# Exercise
Look below for the line containing "Serialize everything readable" and the line containing "Parse this screenshot: output", then set down both and every line between them exactly, without pictures.

☆ ☆ ☆ ☆ ☆ ☆ ☆

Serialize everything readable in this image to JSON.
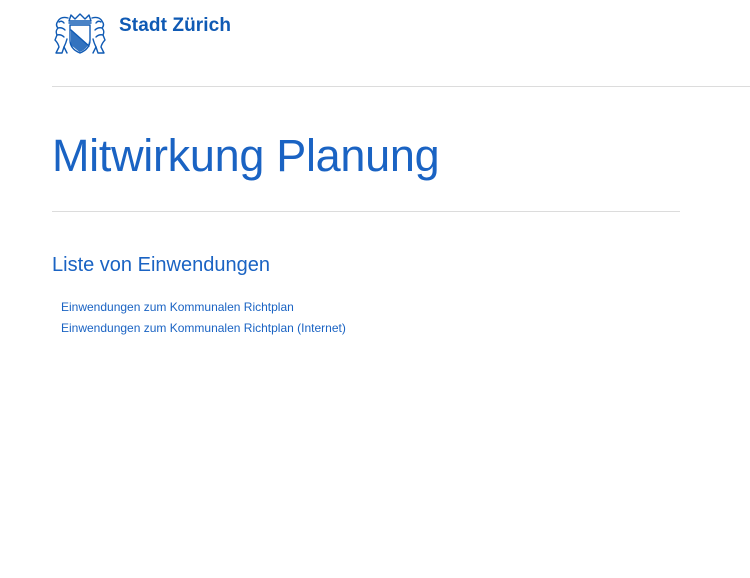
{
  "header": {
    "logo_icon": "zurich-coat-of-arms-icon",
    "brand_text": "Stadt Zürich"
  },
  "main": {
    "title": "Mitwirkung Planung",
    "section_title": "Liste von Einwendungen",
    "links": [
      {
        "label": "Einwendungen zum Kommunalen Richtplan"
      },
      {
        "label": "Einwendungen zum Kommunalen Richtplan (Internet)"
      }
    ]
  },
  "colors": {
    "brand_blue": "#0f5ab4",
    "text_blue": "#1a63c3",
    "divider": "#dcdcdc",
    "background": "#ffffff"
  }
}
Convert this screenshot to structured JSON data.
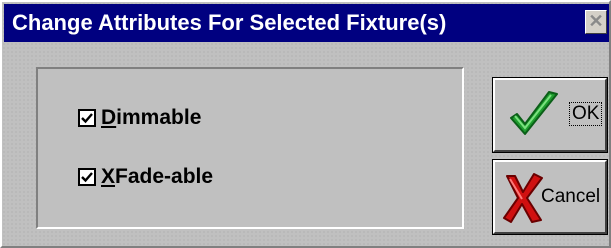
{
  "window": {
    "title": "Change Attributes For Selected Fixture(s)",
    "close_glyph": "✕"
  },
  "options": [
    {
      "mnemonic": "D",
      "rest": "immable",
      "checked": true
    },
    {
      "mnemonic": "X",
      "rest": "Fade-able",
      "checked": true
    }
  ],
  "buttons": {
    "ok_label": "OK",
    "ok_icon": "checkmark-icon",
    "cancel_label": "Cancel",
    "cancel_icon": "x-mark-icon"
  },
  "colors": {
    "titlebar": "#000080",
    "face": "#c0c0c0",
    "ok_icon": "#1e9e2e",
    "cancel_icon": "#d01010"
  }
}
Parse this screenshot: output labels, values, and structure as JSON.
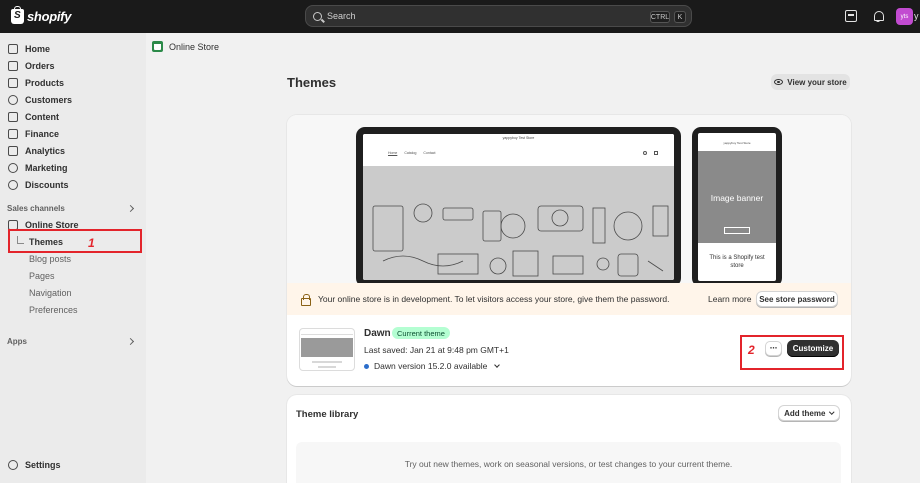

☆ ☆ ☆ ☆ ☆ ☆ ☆

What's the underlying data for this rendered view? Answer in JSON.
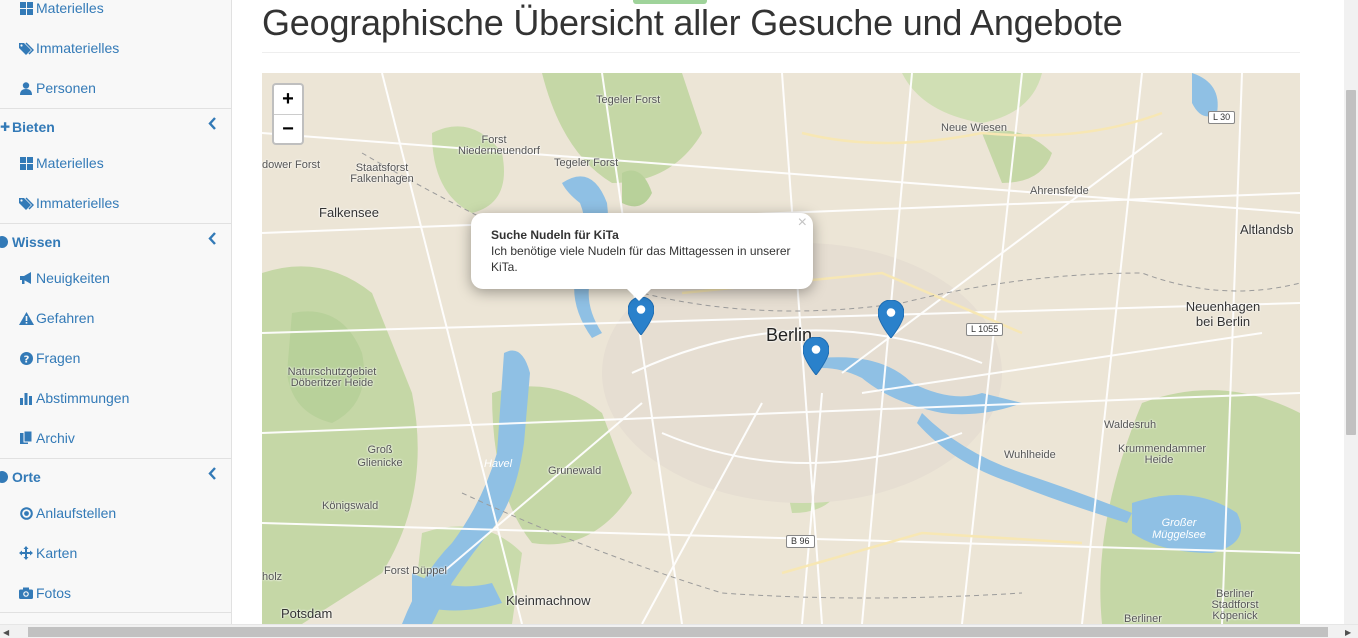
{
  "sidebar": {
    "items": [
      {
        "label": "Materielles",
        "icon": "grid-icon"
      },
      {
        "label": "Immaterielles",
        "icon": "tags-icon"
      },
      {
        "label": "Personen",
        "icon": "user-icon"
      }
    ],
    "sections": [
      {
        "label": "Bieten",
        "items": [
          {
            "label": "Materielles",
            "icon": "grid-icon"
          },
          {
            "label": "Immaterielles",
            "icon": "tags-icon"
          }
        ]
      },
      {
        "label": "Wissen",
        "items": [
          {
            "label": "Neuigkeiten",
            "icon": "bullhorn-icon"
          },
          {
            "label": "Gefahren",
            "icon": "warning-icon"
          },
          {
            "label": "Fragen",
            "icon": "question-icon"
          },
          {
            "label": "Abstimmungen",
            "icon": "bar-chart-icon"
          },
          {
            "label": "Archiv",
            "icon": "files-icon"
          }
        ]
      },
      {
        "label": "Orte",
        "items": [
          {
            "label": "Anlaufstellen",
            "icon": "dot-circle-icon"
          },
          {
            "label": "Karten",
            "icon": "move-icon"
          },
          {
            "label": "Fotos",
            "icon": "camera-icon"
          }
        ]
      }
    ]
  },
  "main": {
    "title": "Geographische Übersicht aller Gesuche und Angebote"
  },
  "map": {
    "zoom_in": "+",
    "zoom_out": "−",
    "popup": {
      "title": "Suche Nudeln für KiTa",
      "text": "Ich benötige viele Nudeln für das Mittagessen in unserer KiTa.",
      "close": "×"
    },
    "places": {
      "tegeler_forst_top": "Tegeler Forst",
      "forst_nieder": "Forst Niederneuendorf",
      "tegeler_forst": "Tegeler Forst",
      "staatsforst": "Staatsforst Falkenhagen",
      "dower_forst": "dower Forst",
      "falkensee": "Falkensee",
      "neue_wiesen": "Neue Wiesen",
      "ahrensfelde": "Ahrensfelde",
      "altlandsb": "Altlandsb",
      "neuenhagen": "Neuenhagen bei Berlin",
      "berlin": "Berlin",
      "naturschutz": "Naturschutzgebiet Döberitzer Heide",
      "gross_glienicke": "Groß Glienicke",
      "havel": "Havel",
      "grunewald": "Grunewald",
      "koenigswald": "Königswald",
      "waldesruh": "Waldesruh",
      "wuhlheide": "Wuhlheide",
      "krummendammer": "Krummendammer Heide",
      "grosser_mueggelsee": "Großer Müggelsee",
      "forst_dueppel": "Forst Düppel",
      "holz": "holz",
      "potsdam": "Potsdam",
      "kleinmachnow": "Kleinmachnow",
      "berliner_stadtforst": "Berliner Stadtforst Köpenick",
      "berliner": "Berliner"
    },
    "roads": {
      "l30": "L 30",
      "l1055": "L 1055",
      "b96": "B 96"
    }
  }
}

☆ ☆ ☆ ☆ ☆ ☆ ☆

# Result of this task
Serialize everything readable in this image to JSON.
{
  "header": {
    "logo_icon": "zurich-coat-of-arms-icon",
    "brand_text": "Stadt Zürich"
  },
  "main": {
    "title": "Mitwirkung Planung",
    "section_title": "Liste von Einwendungen",
    "links": [
      {
        "label": "Einwendungen zum Kommunalen Richtplan"
      },
      {
        "label": "Einwendungen zum Kommunalen Richtplan (Internet)"
      }
    ]
  },
  "colors": {
    "brand_blue": "#0f5ab4",
    "text_blue": "#1a63c3",
    "divider": "#dcdcdc",
    "background": "#ffffff"
  }
}
Convert this screenshot to structured JSON data.
{
  "window": {
    "title": "Change Attributes For Selected Fixture(s)",
    "close_glyph": "✕"
  },
  "options": [
    {
      "mnemonic": "D",
      "rest": "immable",
      "checked": true
    },
    {
      "mnemonic": "X",
      "rest": "Fade-able",
      "checked": true
    }
  ],
  "buttons": {
    "ok_label": "OK",
    "ok_icon": "checkmark-icon",
    "cancel_label": "Cancel",
    "cancel_icon": "x-mark-icon"
  },
  "colors": {
    "titlebar": "#000080",
    "face": "#c0c0c0",
    "ok_icon": "#1e9e2e",
    "cancel_icon": "#d01010"
  }
}
Parse this screenshot: output labels, values, and structure as JSON.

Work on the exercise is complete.